[Component data from apps and pages]
--- START ---

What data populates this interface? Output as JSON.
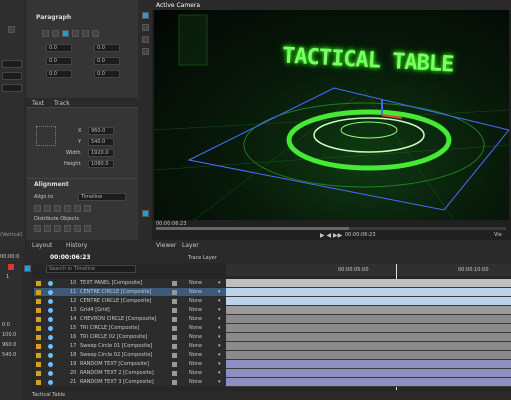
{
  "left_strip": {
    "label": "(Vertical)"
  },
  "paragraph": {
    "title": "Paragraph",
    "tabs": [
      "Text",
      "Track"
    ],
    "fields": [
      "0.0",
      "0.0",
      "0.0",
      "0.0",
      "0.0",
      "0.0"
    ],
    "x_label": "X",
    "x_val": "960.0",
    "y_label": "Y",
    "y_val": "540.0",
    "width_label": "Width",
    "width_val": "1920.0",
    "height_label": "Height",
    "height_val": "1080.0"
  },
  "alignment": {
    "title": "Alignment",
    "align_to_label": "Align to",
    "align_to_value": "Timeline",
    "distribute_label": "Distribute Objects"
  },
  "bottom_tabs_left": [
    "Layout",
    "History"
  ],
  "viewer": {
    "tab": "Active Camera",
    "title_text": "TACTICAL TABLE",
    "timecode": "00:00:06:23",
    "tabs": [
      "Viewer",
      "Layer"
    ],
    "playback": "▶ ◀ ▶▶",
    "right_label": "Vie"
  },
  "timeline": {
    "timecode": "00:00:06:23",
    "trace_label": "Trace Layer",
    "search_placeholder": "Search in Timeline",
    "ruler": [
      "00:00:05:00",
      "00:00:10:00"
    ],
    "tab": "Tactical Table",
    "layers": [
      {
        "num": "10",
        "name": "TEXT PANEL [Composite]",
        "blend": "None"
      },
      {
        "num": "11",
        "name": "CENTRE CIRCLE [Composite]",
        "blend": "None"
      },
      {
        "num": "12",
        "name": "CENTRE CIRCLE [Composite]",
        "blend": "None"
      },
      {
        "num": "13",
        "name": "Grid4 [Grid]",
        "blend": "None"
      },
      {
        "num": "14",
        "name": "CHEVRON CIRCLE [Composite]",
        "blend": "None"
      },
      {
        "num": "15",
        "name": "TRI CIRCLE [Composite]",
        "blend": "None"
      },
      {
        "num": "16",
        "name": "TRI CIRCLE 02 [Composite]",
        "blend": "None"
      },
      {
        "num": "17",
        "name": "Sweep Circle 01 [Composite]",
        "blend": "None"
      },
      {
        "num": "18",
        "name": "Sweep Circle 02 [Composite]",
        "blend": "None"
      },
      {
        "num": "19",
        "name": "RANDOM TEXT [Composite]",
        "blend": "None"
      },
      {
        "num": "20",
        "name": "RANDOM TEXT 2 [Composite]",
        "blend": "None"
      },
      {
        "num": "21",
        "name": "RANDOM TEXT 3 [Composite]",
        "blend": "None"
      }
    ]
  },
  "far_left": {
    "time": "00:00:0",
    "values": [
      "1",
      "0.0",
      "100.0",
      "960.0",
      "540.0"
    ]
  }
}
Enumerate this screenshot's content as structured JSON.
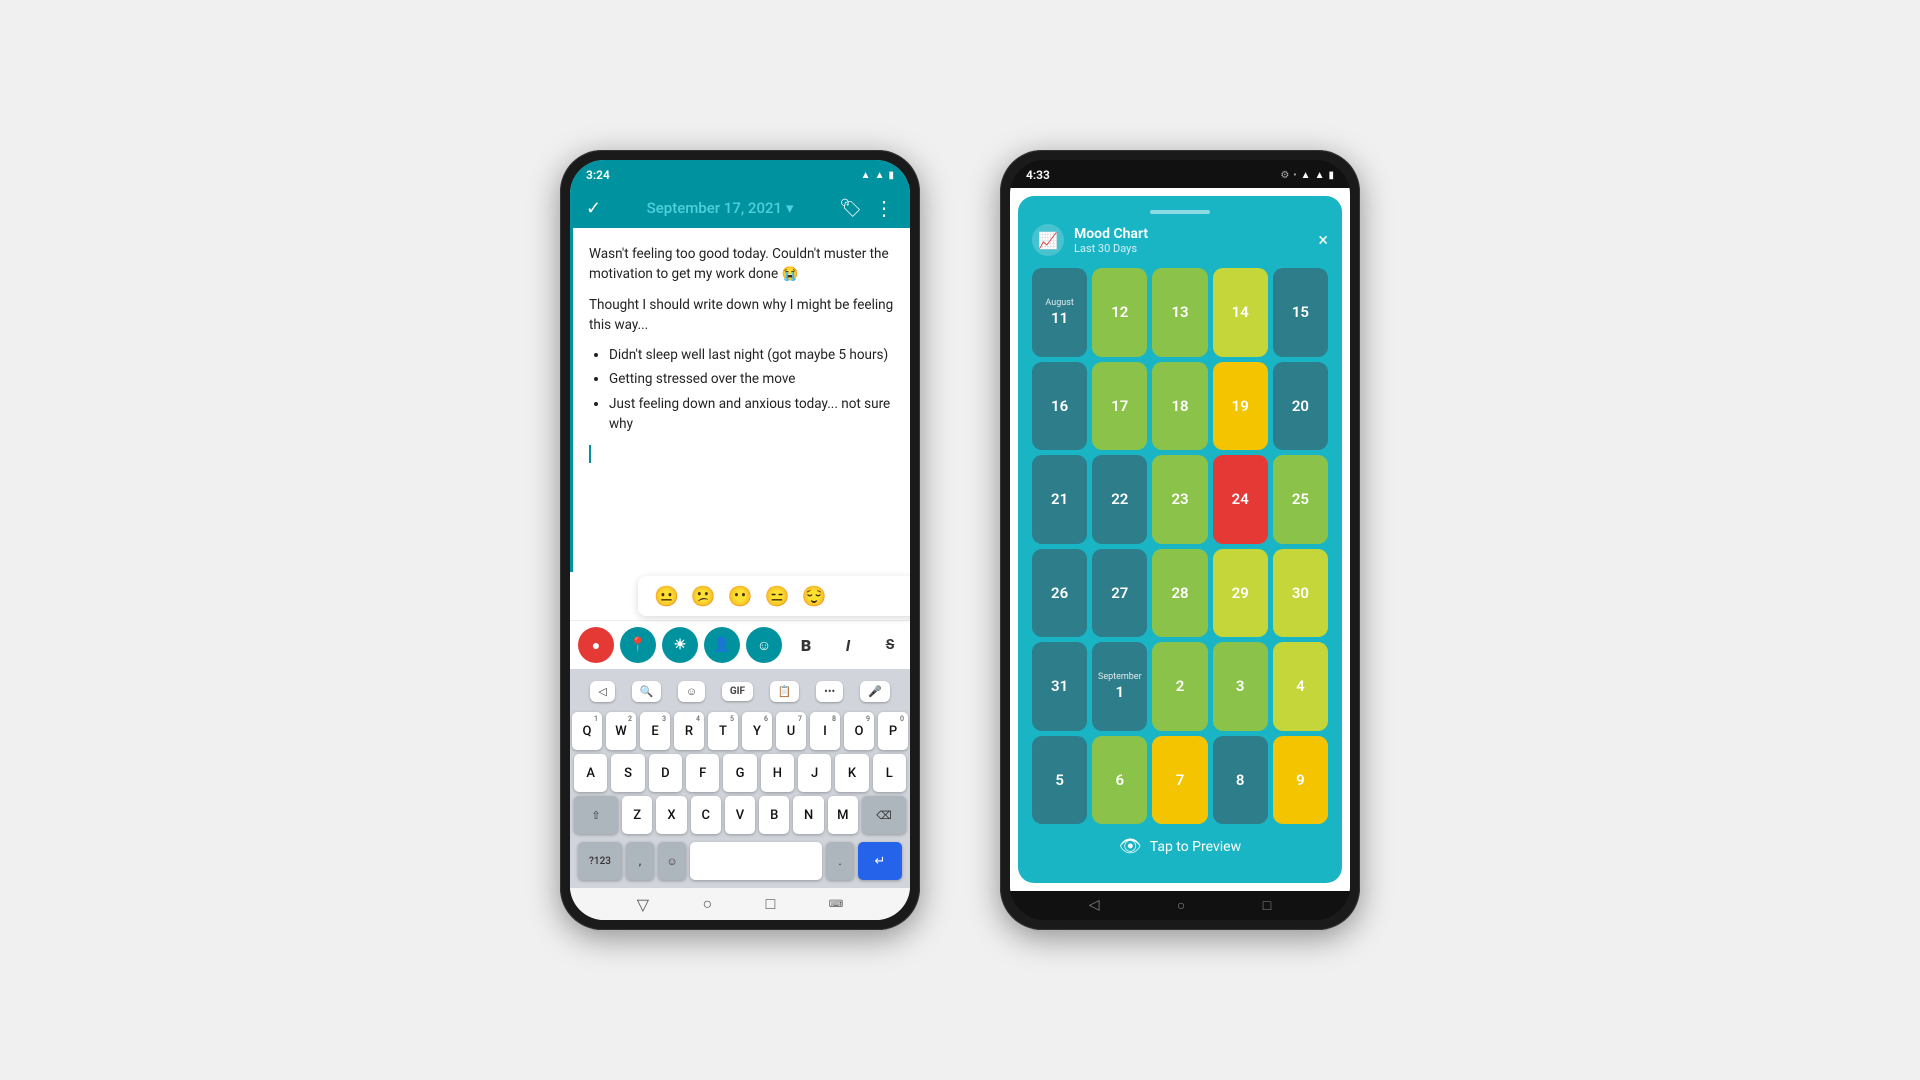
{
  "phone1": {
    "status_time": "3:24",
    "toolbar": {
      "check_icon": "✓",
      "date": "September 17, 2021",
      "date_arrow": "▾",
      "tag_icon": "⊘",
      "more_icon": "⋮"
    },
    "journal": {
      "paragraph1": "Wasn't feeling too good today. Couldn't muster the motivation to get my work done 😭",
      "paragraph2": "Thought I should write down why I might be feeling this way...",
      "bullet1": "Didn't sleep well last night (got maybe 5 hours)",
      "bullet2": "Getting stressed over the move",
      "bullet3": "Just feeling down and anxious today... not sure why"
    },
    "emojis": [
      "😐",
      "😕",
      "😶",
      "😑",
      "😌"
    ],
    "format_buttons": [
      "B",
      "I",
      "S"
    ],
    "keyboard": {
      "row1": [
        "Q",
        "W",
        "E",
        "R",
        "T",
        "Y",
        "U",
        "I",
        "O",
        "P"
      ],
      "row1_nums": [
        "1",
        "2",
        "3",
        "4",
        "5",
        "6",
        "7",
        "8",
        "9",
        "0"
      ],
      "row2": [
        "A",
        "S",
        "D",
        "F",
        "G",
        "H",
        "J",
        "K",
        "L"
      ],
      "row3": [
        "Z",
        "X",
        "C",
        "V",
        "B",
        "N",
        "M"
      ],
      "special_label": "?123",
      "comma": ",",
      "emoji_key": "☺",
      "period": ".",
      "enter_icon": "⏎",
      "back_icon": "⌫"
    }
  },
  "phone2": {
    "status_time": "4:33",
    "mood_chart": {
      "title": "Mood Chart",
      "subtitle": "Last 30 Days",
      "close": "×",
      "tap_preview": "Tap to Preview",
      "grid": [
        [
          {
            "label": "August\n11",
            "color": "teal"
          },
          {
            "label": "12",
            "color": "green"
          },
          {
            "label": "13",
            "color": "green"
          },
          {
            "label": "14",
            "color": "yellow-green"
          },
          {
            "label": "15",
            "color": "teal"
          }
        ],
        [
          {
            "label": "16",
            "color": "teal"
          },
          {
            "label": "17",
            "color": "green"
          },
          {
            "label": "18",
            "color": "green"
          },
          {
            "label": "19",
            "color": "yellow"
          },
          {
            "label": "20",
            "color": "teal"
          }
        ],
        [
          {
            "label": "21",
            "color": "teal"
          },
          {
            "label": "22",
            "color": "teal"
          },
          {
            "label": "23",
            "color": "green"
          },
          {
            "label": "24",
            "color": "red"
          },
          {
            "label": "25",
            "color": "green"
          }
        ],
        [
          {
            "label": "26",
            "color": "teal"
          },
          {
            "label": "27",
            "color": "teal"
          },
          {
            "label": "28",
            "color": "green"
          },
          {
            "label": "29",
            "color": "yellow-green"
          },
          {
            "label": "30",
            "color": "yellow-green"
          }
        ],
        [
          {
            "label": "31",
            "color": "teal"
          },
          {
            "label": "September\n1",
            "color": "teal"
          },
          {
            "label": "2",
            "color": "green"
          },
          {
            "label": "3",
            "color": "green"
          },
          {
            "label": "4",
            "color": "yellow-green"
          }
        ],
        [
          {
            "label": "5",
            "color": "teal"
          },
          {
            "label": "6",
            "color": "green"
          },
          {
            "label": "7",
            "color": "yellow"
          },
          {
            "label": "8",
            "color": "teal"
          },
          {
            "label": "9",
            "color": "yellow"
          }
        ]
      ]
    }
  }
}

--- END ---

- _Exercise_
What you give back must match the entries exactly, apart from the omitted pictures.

- _Solution for this problem_
What data populates this interface? Output as JSON.
{
  "left_strip": {
    "label": "(Vertical)"
  },
  "paragraph": {
    "title": "Paragraph",
    "tabs": [
      "Text",
      "Track"
    ],
    "fields": [
      "0.0",
      "0.0",
      "0.0",
      "0.0",
      "0.0",
      "0.0"
    ],
    "x_label": "X",
    "x_val": "960.0",
    "y_label": "Y",
    "y_val": "540.0",
    "width_label": "Width",
    "width_val": "1920.0",
    "height_label": "Height",
    "height_val": "1080.0"
  },
  "alignment": {
    "title": "Alignment",
    "align_to_label": "Align to",
    "align_to_value": "Timeline",
    "distribute_label": "Distribute Objects"
  },
  "bottom_tabs_left": [
    "Layout",
    "History"
  ],
  "viewer": {
    "tab": "Active Camera",
    "title_text": "TACTICAL TABLE",
    "timecode": "00:00:06:23",
    "tabs": [
      "Viewer",
      "Layer"
    ],
    "playback": "▶ ◀ ▶▶",
    "right_label": "Vie"
  },
  "timeline": {
    "timecode": "00:00:06:23",
    "trace_label": "Trace Layer",
    "search_placeholder": "Search in Timeline",
    "ruler": [
      "00:00:05:00",
      "00:00:10:00"
    ],
    "tab": "Tactical Table",
    "layers": [
      {
        "num": "10",
        "name": "TEXT PANEL [Composite]",
        "blend": "None"
      },
      {
        "num": "11",
        "name": "CENTRE CIRCLE [Composite]",
        "blend": "None"
      },
      {
        "num": "12",
        "name": "CENTRE CIRCLE [Composite]",
        "blend": "None"
      },
      {
        "num": "13",
        "name": "Grid4 [Grid]",
        "blend": "None"
      },
      {
        "num": "14",
        "name": "CHEVRON CIRCLE [Composite]",
        "blend": "None"
      },
      {
        "num": "15",
        "name": "TRI CIRCLE [Composite]",
        "blend": "None"
      },
      {
        "num": "16",
        "name": "TRI CIRCLE 02 [Composite]",
        "blend": "None"
      },
      {
        "num": "17",
        "name": "Sweep Circle 01 [Composite]",
        "blend": "None"
      },
      {
        "num": "18",
        "name": "Sweep Circle 02 [Composite]",
        "blend": "None"
      },
      {
        "num": "19",
        "name": "RANDOM TEXT [Composite]",
        "blend": "None"
      },
      {
        "num": "20",
        "name": "RANDOM TEXT 2 [Composite]",
        "blend": "None"
      },
      {
        "num": "21",
        "name": "RANDOM TEXT 3 [Composite]",
        "blend": "None"
      }
    ]
  },
  "far_left": {
    "time": "00:00:0",
    "values": [
      "1",
      "0.0",
      "100.0",
      "960.0",
      "540.0"
    ]
  }
}
Enumerate this screenshot's content as structured JSON.
{
  "phone1": {
    "status_time": "3:24",
    "toolbar": {
      "check_icon": "✓",
      "date": "September 17, 2021",
      "date_arrow": "▾",
      "tag_icon": "⊘",
      "more_icon": "⋮"
    },
    "journal": {
      "paragraph1": "Wasn't feeling too good today. Couldn't muster the motivation to get my work done 😭",
      "paragraph2": "Thought I should write down why I might be feeling this way...",
      "bullet1": "Didn't sleep well last night (got maybe 5 hours)",
      "bullet2": "Getting stressed over the move",
      "bullet3": "Just feeling down and anxious today... not sure why"
    },
    "emojis": [
      "😐",
      "😕",
      "😶",
      "😑",
      "😌"
    ],
    "format_buttons": [
      "B",
      "I",
      "S"
    ],
    "keyboard": {
      "row1": [
        "Q",
        "W",
        "E",
        "R",
        "T",
        "Y",
        "U",
        "I",
        "O",
        "P"
      ],
      "row1_nums": [
        "1",
        "2",
        "3",
        "4",
        "5",
        "6",
        "7",
        "8",
        "9",
        "0"
      ],
      "row2": [
        "A",
        "S",
        "D",
        "F",
        "G",
        "H",
        "J",
        "K",
        "L"
      ],
      "row3": [
        "Z",
        "X",
        "C",
        "V",
        "B",
        "N",
        "M"
      ],
      "special_label": "?123",
      "comma": ",",
      "emoji_key": "☺",
      "period": ".",
      "enter_icon": "⏎",
      "back_icon": "⌫"
    }
  },
  "phone2": {
    "status_time": "4:33",
    "mood_chart": {
      "title": "Mood Chart",
      "subtitle": "Last 30 Days",
      "close": "×",
      "tap_preview": "Tap to Preview",
      "grid": [
        [
          {
            "label": "August\n11",
            "color": "teal"
          },
          {
            "label": "12",
            "color": "green"
          },
          {
            "label": "13",
            "color": "green"
          },
          {
            "label": "14",
            "color": "yellow-green"
          },
          {
            "label": "15",
            "color": "teal"
          }
        ],
        [
          {
            "label": "16",
            "color": "teal"
          },
          {
            "label": "17",
            "color": "green"
          },
          {
            "label": "18",
            "color": "green"
          },
          {
            "label": "19",
            "color": "yellow"
          },
          {
            "label": "20",
            "color": "teal"
          }
        ],
        [
          {
            "label": "21",
            "color": "teal"
          },
          {
            "label": "22",
            "color": "teal"
          },
          {
            "label": "23",
            "color": "green"
          },
          {
            "label": "24",
            "color": "red"
          },
          {
            "label": "25",
            "color": "green"
          }
        ],
        [
          {
            "label": "26",
            "color": "teal"
          },
          {
            "label": "27",
            "color": "teal"
          },
          {
            "label": "28",
            "color": "green"
          },
          {
            "label": "29",
            "color": "yellow-green"
          },
          {
            "label": "30",
            "color": "yellow-green"
          }
        ],
        [
          {
            "label": "31",
            "color": "teal"
          },
          {
            "label": "September\n1",
            "color": "teal"
          },
          {
            "label": "2",
            "color": "green"
          },
          {
            "label": "3",
            "color": "green"
          },
          {
            "label": "4",
            "color": "yellow-green"
          }
        ],
        [
          {
            "label": "5",
            "color": "teal"
          },
          {
            "label": "6",
            "color": "green"
          },
          {
            "label": "7",
            "color": "yellow"
          },
          {
            "label": "8",
            "color": "teal"
          },
          {
            "label": "9",
            "color": "yellow"
          }
        ]
      ]
    }
  }
}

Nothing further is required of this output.